**PROBLEM STATEMENT:** Whenever a line in the data holds the string "this", copy that line.

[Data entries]

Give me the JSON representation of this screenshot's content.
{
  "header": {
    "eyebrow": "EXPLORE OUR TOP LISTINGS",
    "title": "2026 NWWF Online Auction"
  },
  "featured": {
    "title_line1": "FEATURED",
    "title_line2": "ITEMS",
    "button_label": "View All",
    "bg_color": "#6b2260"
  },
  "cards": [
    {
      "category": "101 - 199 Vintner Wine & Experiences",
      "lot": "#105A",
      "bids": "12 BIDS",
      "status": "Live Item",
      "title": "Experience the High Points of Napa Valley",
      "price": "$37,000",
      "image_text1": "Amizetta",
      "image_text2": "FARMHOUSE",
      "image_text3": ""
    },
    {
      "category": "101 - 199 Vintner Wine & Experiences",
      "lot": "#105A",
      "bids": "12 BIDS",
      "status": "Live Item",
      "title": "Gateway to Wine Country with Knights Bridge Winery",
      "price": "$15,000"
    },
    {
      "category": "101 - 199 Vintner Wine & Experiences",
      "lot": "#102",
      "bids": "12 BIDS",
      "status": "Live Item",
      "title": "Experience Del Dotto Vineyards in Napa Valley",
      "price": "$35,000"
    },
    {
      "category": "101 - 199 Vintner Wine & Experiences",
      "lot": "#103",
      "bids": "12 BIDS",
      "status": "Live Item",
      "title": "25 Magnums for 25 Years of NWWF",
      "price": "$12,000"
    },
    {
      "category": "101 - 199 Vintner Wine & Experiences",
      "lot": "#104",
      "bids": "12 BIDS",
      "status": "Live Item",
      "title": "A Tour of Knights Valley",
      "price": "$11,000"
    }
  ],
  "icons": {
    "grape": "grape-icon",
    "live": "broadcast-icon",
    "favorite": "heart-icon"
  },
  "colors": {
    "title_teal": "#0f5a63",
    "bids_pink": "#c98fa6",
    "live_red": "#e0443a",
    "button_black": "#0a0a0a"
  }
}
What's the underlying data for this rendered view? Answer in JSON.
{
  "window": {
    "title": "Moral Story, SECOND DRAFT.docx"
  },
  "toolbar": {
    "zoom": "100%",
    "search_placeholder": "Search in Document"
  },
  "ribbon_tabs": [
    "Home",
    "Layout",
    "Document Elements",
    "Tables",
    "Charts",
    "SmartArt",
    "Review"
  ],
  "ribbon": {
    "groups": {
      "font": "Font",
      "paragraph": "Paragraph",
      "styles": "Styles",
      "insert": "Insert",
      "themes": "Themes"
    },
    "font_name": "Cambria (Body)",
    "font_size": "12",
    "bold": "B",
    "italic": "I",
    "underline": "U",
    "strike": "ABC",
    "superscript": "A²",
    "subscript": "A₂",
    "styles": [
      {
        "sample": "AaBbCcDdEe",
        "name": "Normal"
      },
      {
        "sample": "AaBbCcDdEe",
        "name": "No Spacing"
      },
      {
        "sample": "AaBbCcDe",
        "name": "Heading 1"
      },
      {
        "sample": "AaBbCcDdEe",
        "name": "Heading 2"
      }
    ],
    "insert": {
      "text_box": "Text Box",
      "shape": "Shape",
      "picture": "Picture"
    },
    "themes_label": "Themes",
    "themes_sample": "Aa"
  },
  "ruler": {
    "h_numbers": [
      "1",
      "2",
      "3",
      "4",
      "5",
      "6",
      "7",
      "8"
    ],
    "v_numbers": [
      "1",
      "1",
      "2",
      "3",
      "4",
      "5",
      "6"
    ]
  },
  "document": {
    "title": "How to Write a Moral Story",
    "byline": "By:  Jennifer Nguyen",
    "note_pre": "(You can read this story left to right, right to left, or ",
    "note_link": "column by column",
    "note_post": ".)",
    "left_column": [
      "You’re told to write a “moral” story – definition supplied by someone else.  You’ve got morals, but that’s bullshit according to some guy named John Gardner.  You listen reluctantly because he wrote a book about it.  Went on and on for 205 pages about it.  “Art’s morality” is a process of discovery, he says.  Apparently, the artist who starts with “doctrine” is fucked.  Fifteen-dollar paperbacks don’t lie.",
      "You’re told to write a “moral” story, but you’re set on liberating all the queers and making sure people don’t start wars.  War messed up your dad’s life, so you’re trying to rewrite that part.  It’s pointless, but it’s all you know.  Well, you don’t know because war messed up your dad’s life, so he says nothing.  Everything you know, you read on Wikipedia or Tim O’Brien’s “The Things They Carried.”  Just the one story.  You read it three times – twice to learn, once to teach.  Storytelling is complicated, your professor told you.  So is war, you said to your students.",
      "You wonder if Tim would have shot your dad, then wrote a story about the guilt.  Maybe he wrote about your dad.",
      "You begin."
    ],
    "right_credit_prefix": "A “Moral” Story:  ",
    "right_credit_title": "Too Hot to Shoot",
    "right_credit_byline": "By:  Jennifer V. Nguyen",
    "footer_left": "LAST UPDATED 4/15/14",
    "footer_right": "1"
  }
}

**SOLUTION:**
Give me the JSON representation of this screenshot's content.
What's the underlying data for this rendered view? Answer in JSON.
    "note_pre": "(You can read this story left to right, right to left, or ",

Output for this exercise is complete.